Stored items
++++++++++

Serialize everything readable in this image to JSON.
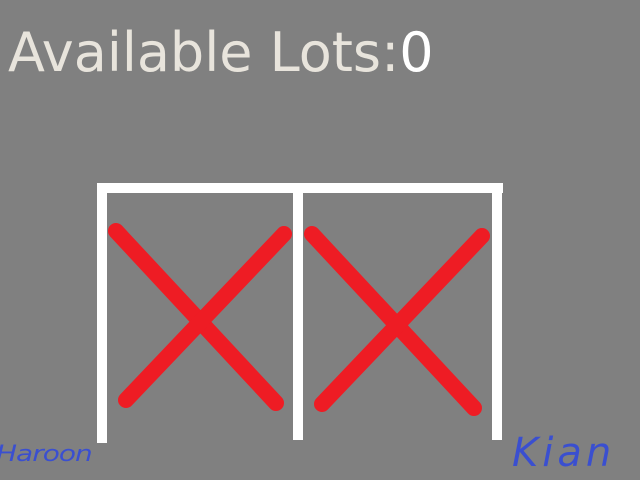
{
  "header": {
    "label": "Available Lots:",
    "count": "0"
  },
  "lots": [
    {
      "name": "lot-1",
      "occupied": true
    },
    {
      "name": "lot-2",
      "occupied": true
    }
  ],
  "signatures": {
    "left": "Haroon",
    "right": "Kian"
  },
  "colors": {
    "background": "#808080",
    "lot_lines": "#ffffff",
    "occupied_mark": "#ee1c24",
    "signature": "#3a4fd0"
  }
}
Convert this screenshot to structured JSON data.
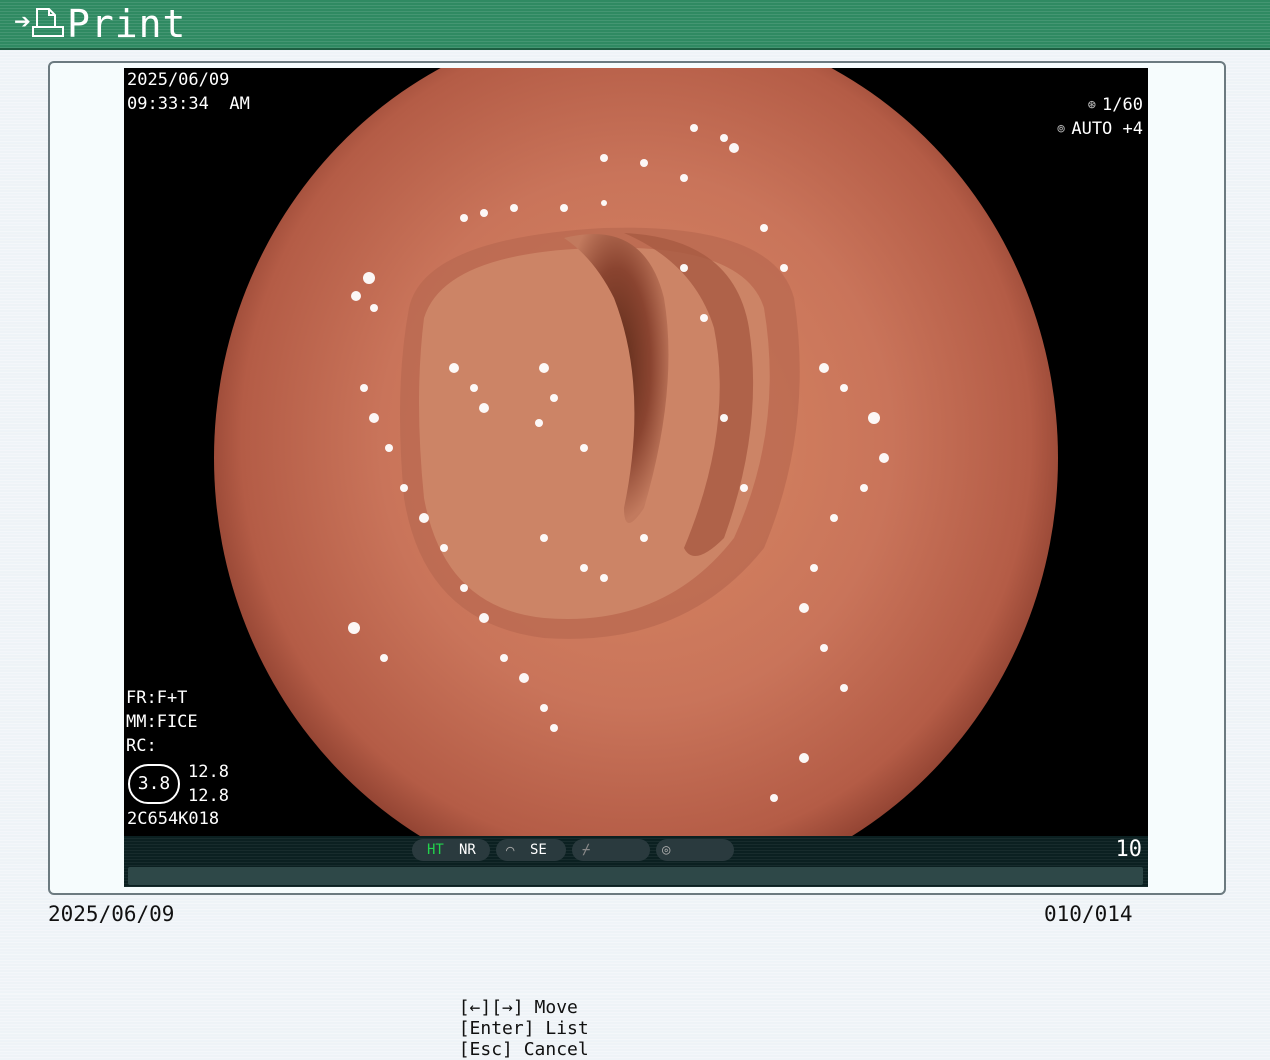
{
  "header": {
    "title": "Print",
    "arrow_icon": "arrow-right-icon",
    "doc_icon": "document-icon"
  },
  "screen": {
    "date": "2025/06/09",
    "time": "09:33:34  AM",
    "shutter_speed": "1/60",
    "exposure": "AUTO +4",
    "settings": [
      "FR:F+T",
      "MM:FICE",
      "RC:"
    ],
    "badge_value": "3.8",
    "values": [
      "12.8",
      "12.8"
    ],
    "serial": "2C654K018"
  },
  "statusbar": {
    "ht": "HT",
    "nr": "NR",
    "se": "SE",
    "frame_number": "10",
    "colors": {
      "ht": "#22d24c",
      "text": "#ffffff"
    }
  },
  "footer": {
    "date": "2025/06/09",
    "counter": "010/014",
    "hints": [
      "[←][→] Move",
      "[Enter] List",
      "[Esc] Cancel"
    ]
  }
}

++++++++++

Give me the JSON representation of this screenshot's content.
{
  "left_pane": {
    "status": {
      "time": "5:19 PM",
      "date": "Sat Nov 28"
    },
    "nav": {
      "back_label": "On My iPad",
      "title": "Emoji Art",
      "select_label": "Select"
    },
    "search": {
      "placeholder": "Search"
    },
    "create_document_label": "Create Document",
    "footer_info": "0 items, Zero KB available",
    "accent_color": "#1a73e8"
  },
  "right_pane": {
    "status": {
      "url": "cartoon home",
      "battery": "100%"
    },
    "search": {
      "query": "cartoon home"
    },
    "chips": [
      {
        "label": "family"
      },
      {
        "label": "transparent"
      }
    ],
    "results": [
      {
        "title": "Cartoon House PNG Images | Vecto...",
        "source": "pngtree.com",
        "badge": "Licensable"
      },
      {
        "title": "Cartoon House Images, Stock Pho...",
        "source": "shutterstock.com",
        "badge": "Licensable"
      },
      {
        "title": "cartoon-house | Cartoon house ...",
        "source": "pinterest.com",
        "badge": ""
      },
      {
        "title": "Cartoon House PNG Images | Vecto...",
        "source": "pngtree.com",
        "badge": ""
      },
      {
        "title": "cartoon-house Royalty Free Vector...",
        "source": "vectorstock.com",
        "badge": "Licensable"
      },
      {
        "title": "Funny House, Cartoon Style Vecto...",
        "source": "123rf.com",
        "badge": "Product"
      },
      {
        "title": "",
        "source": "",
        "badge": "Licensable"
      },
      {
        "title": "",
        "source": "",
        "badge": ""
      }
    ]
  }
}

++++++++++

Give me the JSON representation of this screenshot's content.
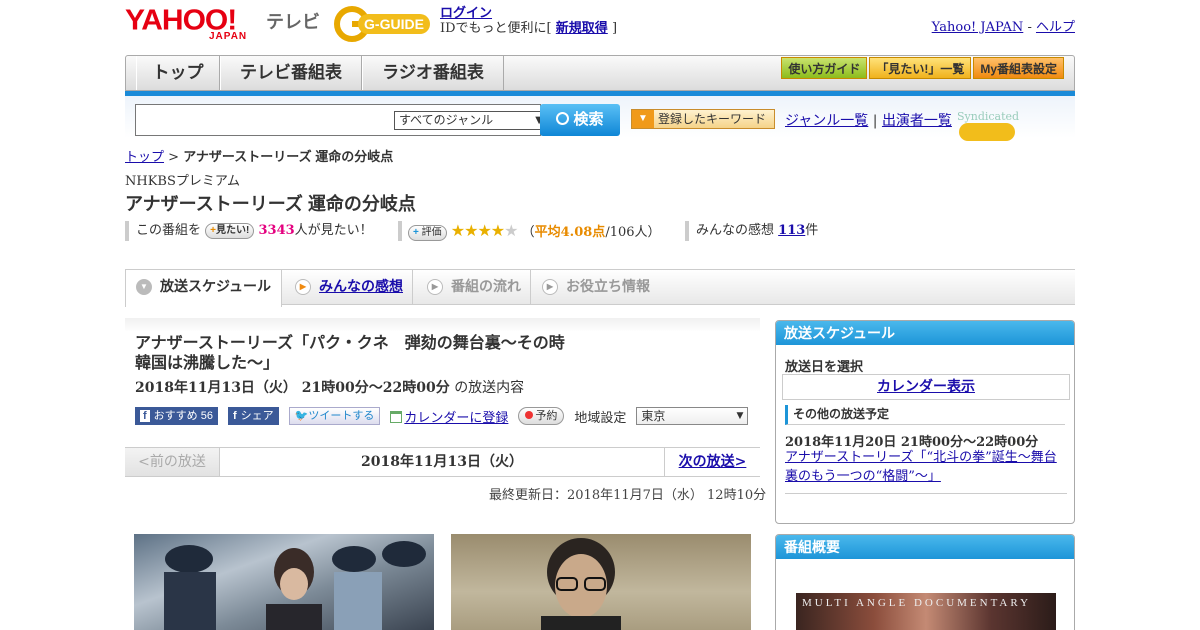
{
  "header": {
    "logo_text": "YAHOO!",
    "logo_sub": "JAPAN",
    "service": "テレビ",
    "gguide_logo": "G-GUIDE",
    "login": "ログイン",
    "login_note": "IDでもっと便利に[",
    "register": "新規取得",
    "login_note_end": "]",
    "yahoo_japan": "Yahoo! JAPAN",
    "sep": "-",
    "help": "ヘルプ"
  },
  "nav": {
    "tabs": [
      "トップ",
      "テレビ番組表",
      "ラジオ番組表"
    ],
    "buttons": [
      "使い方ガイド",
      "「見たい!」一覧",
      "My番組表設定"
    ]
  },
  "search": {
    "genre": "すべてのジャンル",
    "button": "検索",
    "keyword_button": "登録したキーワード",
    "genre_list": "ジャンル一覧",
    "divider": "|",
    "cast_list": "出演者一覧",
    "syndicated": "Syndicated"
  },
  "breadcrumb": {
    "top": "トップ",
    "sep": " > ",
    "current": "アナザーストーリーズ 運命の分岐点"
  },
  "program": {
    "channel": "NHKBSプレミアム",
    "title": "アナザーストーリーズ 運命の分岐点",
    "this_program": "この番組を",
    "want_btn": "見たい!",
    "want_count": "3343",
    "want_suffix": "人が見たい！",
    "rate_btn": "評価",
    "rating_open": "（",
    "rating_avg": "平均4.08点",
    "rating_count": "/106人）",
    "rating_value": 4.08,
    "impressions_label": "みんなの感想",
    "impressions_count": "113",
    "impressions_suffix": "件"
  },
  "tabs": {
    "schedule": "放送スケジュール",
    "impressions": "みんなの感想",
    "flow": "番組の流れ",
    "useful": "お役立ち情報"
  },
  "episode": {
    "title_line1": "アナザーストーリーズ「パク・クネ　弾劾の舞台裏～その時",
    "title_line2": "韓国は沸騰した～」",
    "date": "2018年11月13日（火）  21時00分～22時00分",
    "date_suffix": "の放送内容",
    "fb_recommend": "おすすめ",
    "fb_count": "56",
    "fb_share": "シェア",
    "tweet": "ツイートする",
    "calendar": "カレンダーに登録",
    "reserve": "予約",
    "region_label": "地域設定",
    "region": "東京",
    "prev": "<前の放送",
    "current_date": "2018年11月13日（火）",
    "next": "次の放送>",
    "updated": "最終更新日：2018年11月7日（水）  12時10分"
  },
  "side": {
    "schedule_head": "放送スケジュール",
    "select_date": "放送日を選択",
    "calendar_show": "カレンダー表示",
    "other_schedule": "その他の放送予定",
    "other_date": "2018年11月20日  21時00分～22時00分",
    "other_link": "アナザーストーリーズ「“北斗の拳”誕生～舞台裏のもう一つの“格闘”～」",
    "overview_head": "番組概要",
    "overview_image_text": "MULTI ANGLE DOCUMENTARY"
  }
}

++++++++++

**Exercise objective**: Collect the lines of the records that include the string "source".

**Solved problem**:
        "source": "pngtree.com",
        "source": "shutterstock.com",
        "source": "pinterest.com",
        "source": "pngtree.com",
        "source": "vectorstock.com",
        "source": "123rf.com",
        "source": "",
        "source": "",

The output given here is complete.